Most important, in 2003, on the strength of Mr. Kano’s leadership, Japan adopted a national basic energy plan calling for the growth of nuclear energy as a way to achieve greater energy independence and to reduce Japan’s emission of greenhouses gases. The plan and subsequent versions mentioned only in broad terms the importance of safety at the nation’s nuclear plants despite the 2002 disclosure of cover-ups at Fukushima Daiichi and a 1999 accident at a plant northeast of Tokyo in which high levels of radiation were spewed into the air.

Mr. Kano’s legislative activities drew criticism even from some members of his own party.

“He rewrote everything in favor of the power companies,” Mr. Kono said.

In an interview at a Tepco office here, accompanied by a company spokesman, Mr. Kano said he had served in Parliament out of “conviction.”

“It’s disgusting to be thought of as a politician who was a company errand boy just because I was supported by a power company and the business community,” Mr. Kano said.

So entrenched is the nuclear power village that it easily survived postwar Japan’s biggest political shake-up. When the Democratic Party came to power 20 months ago, it pledged to reform the nuclear industry and strengthen the Nuclear and Industrial Safety Agency.

Hearings on reforming the agency were held starting in 2009 at the Ministry of Economy, Trade and Industry, said Yosuke Kondo, a lawmaker of the governing Democratic Party who was the ministry’s deputy minister at the time. But they fizzled out, he said, after a new minister was appointed in September 2010.

The new minister, Akihiro Ohata, was a former engineer at Hitachi’s nuclear division and one of the most influential advocates of nuclear power in the Democratic Party. He had successfully lobbied his party to change its official designation of nuclear power from a “transitional” to “main” source of energy. An aide to Mr. Ohata, who became Minister of Land, Infrastructure, Transport and Tourism in January, said he was unavailable for an interview.

As moves to strengthen oversight were put on the back burner, the new government dusted off the energy plan designed by Mr. Kano, the Tepco adviser and former lawmaker. It added fresh details, including plans to build 14 new reactors by 2030 and raise the share of electricity generated by nuclear power and minor sources of clean energy to 70 percent from 34 percent.

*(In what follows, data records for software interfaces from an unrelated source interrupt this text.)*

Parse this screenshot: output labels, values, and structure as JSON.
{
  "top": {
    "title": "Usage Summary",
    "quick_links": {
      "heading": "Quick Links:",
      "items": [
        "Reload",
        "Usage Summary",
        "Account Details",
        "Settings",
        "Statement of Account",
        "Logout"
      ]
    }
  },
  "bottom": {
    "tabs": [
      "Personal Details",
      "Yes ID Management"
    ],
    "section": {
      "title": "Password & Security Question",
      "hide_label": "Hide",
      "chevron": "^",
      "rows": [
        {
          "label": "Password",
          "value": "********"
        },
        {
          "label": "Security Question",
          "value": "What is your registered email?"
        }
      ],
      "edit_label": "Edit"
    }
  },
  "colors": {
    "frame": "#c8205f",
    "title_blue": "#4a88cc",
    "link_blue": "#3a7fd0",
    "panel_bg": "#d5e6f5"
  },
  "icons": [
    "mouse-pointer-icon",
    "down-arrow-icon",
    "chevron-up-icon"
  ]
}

What is more, Japan would make the sale of nuclear reactors and technology the central component of a long-term export strategy to energy-hungry developing nations. A new company, the International Nuclear Energy Development of Japan, was created to do just that. Its shareholders were made up of the country’s nine main nuclear plant operators, three manufacturers of nuclear reactors and the government itself.

The nuclear power village was going global with the new company. The government took a 10 percent stake. Tepco took the biggest, with 20 percent, and one of its top executives was named the company’s first president.